··· Input records
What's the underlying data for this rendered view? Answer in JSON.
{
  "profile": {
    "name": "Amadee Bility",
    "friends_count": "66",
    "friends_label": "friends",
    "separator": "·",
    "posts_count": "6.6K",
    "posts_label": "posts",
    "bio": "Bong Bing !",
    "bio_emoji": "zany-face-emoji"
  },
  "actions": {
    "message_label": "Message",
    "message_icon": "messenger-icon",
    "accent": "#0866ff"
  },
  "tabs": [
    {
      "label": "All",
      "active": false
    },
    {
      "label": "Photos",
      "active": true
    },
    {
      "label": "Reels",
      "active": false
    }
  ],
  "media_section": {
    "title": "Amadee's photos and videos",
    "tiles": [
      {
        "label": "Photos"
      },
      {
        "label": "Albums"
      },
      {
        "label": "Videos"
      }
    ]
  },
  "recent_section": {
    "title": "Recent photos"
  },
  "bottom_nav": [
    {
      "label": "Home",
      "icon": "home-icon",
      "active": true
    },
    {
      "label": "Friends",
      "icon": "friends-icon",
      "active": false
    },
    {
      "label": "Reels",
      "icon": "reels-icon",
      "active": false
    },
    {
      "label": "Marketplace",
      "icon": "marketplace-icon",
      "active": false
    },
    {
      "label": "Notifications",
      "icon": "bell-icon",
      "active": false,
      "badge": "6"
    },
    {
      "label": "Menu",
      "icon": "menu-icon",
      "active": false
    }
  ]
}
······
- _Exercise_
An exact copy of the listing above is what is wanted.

- _Answer for the task_
What's the underlying data for this rendered view? Answer in JSON.
{
  "profile": {
    "name": "Amadee Bility",
    "friends_count": "66",
    "friends_label": "friends",
    "separator": "·",
    "posts_count": "6.6K",
    "posts_label": "posts",
    "bio": "Bong Bing !",
    "bio_emoji": "zany-face-emoji"
  },
  "actions": {
    "message_label": "Message",
    "message_icon": "messenger-icon",
    "accent": "#0866ff"
  },
  "tabs": [
    {
      "label": "All",
      "active": false
    },
    {
      "label": "Photos",
      "active": true
    },
    {
      "label": "Reels",
      "active": false
    }
  ],
  "media_section": {
    "title": "Amadee's photos and videos",
    "tiles": [
      {
        "label": "Photos"
      },
      {
        "label": "Albums"
      },
      {
        "label": "Videos"
      }
    ]
  },
  "recent_section": {
    "title": "Recent photos"
  },
  "bottom_nav": [
    {
      "label": "Home",
      "icon": "home-icon",
      "active": true
    },
    {
      "label": "Friends",
      "icon": "friends-icon",
      "active": false
    },
    {
      "label": "Reels",
      "icon": "reels-icon",
      "active": false
    },
    {
      "label": "Marketplace",
      "icon": "marketplace-icon",
      "active": false
    },
    {
      "label": "Notifications",
      "icon": "bell-icon",
      "active": false,
      "badge": "6"
    },
    {
      "label": "Menu",
      "icon": "menu-icon",
      "active": false
    }
  ]
}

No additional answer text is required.